2.2.6. Debugging SupportΒΆ

It can be tough to track down the specifics of what a parser is doing (or not doing) because often there’s no directly observable effect. However, Spicy comes with support that helps with debugging.

The simplest way to learn more about what’s going on is to add a hooks with print statements to the grammar. That’s rather disruptive though, and hence there are also special %debug unit hooks which only get compiled into the resulting code if spicy-driver [Missing] is run with both the -d and -g options (the former leads to generating code with debugging support, and the latter enables the hooks):

 export type test = unit {

    a: bytes &length=4 %debug {
         print self.a;

    b: bytes &length=6;

    on b %debug { print self.b; }

The second form of debugging support uses HILTI’s debugging streams to instrument the generated parsers for logging activity as they proceed parsing input. For this to be compiled in, spicy-driver must be run with -d. The output can then be enabled by setting the environment variable HILTI_DEBUG to the name of an output stream to select the desired information; see below for the list. HILTI records the output in hlt-debug.log. Here’s an example using the stream spicy, which logs unit fields as they are parsed:

> echo "GET /index.html HTTP/1.0" | HILTI_DEBUG=spicy spicy-driver -d request.spicy
GET /index.html 1.0
> cat hlt-debug.log
00000001 [spicy/main-thread]           RequestLine
00000002 [spicy/main-thread]             method = GET
00000003 [spicy/main-thread]             __anon1 =
00000004 [spicy/main-thread]             uri = /index.html
00000005 [spicy/main-thread]             __anon2 =
00000006 [spicy/main-thread]             version
00000007 [spicy/main-thread]               __anon4 = HTTP/
00000008 [spicy/main-thread]               number = 1.0
00000009 [spicy/main-thread]             __anon3 = \x0a

The following debugging streams are currently available:

Logs unit fields and variables as they are parsed (or more generally, as they get values assigned). This is often the most helpful output as this shows rather concisely what the parser is doing, and in particular how far it gets in cases where it doesn’t parse something correctly.

Logs many internals about the parsing process, including the grammar rules currently being parsed; the current input position; lexer tokens; and look-ahead symbols which might be pending; and more.

This stream is primarily intended for debugging the Spicy compiler itself.


This is a HILTI-defined debugging level that records every HILTI instruction being executed, along with arguments and return values.

This stream is primarily intended for debugging the Spicy compiler itself.


This is a HILTI-defined debugging level recording all function calls and returns.

This stream is primarily intended for debugging the Spicy compiler itself, though it may also be helpful to understand the internal control flow when writing a grammar.

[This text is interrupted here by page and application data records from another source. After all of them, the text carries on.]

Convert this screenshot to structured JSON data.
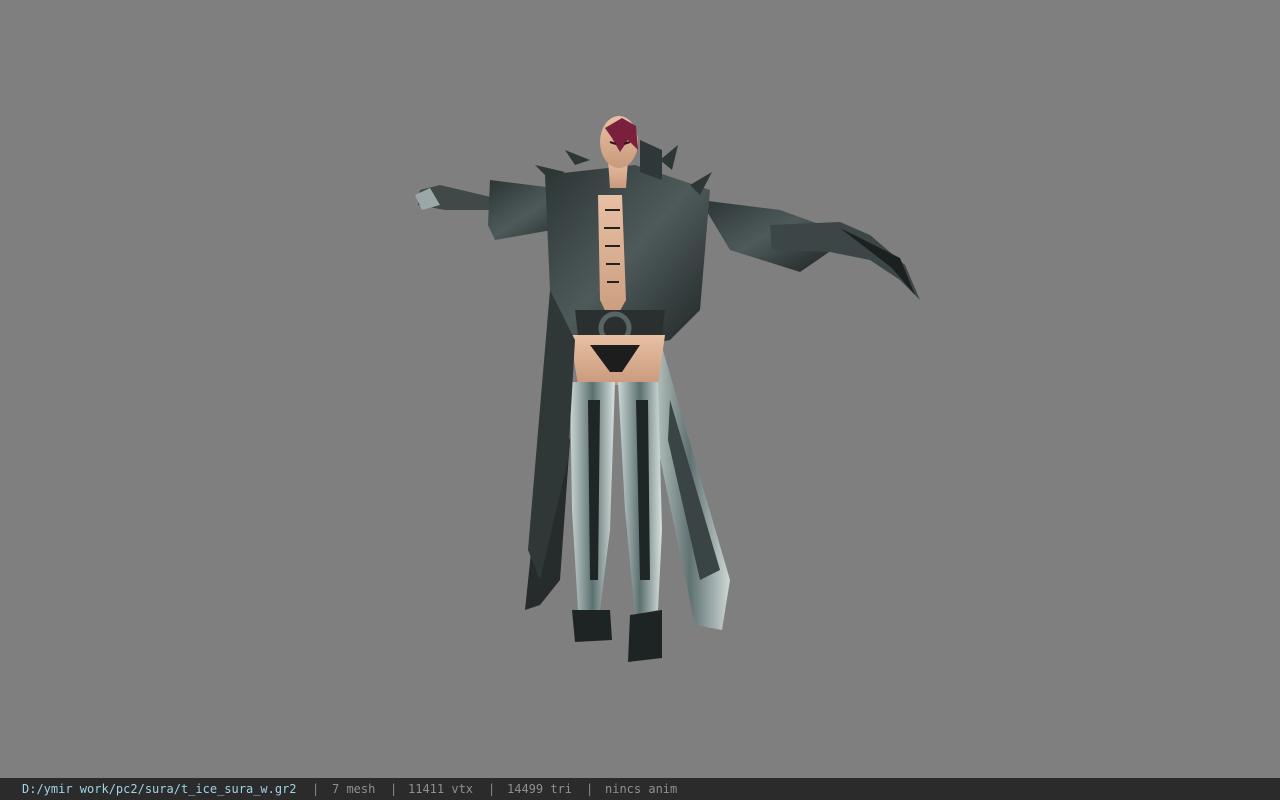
{
  "viewport": {
    "background": "#7f7f7f",
    "model_description_icon": "character-model-icon"
  },
  "statusbar": {
    "file_path": "D:/ymir work/pc2/sura/t_ice_sura_w.gr2",
    "separator": "|",
    "mesh": "7 mesh",
    "vtx": "11411 vtx",
    "tri": "14499 tri",
    "anim": "nincs anim",
    "path_color": "#9fd3e6",
    "bg_color": "#2b2b2b"
  }
}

Note that multiple streams can be enabled by separating them with colons. Furthermore, when using hilti-build [Missing] with its -d options, the HILTI_DEBUG works in the same way with the generated executable.

Also note that generating code with debugging instrumentation (-d) can be quite a bit slower.